Tuesday, October 20, 2009

The comforts of staying

I bought some hot apple cider this afternoon and took a walk around Boulder, fogging up my sunglasses with cinnamon-nutmeg steam.

I forget how much I love autumn. I wrote a short story last year about "the season of turmeric and spices, of osmanthus and scarf-worn longing." Today there was a scarf — a red one, my favorite, that my friend Christian bought for me in India — but there was no longing. Just appreciation, a kind of breath-driven inner peace, the kind you feel after a deep stretch.

I love knowing a city so well. I know that when I walk past a certain cafe that my best friend's boyfriend will be in there, working away on his next book. I know that the bathroom code to the local bookstore changes every week, and I always remember it until it no longer works. I know which intersections are always okay to cross even when the lights are green, because they're hardly ever used.

I know it will take me 12.5 minutes to walk from my work to my favorite local gourmet deli, where I harass them for their wild Alaskan house-cured salmon. I love learning through Facebook that a favorite cafe — where Christian and I would discuss our impending plans to travel the world over mochas and scones — is now serving hot apple cider, made from locally-grown apples; I love that I can walk there from my job, which is less than .5 miles away, because everything is less than .5 miles away.

I love that last night, as I was eating a delicious squash risotto with my close girl friend at my favorite restaurant, the bar manager — also my ex and friend — pointed at a table of diners and said, "They grew that squash you're eating."

I love feeling like I'm the only one who knows where a beautiful tea house is right downtown, because there's hardly anyone there. I love having places to retreat outside of my home, and not having every inch of my city crowded with people.
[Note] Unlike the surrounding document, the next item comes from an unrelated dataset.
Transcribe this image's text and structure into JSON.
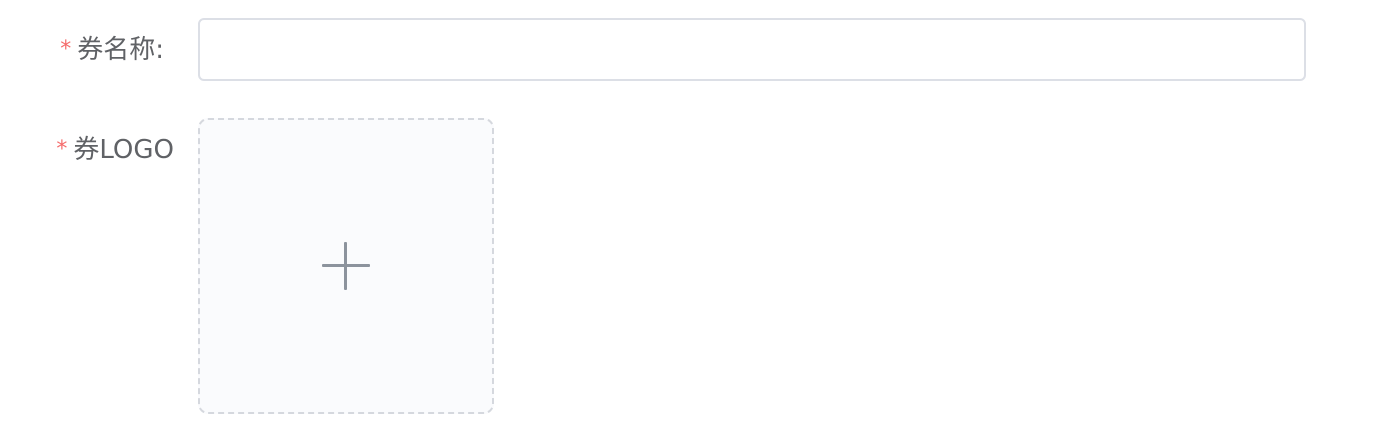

I love knowing that at least one out of five of my closest friends will likely be at the local "herban" bar at any given point on a late afternoon, working on art, illustration, writing, or just drinking jun.

I like growing, and discovering that when I really want to live in a place — the settle-down kind of live — it will probably be a smaller city, because I just like knowing. My life is filled with going and staying, but I am gaining so much in the process.
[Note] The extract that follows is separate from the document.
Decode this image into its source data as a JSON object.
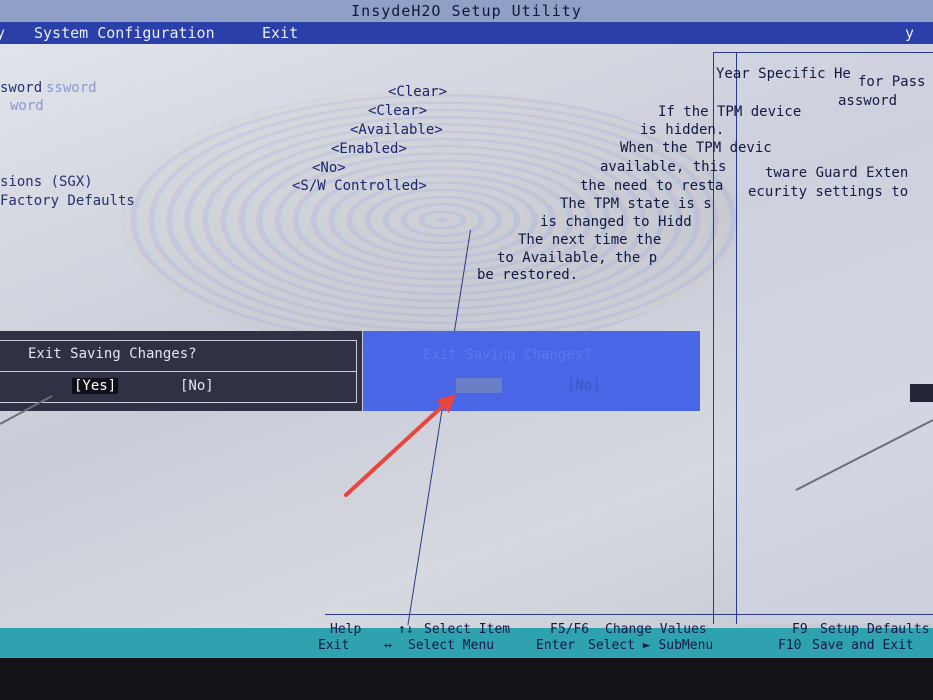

And when it comes to Boulder — I'm so glad I stayed.

Monday, October 19, 2009

Perfumed chaos and the lack of middles

I am a wreck.

I am so on top of things for my leaving-the-country move that it is driving me insane. I tried to pay a parking ticket too early, before the city of Denver even put the citation number into their database. Then I tried to pay it again, and again, for a total of three times, and it is still not there.

The problem with this is that there is no middle ground for me. I am either on top of things, or I am not. I can either pay this ticket now, or when I come back from Spain I will owe the city of Denver enough money to build some new high-tech infrastructure.

I was talking to my sister Kristi about this when I went to Hawaii for her wedding a few weeks ago. There are people who are good at beginnings (starting projects, maybe not so good at follow-through) and those who are good at endings (final pushes, the procrastinators who do their best work at midnight before deadline). And everything in between, every combination therein. Some are good at all (Obama? maybe?).

I am a beginning and ending person. I've seen this in myself in all aspects of life, even in chess games. I am really great at opening and end-game, but in the middle I become so confused and lose my queen.

And now I am acting like I am moving out tomorrow. There are a lot of things going on for me — loneliness, anxiety, fear of the unknown, appetite issues, mild depression, fear of nighttime — but I don't want to sit with my emotions right now because they are too pointy. I am trying to outrun them by remaining chaotically busy.

What I do know is that when I come back to the states, all of my best clothes are going to smell like Glad Forceflex perfumed garbage bags (the label said "odor eliminating," not "odor infusing"), for better or worse. And in two weeks — I won't be thinking about this at all until I return, whenever that may be.

I just need to breathe some Spanish air. Now.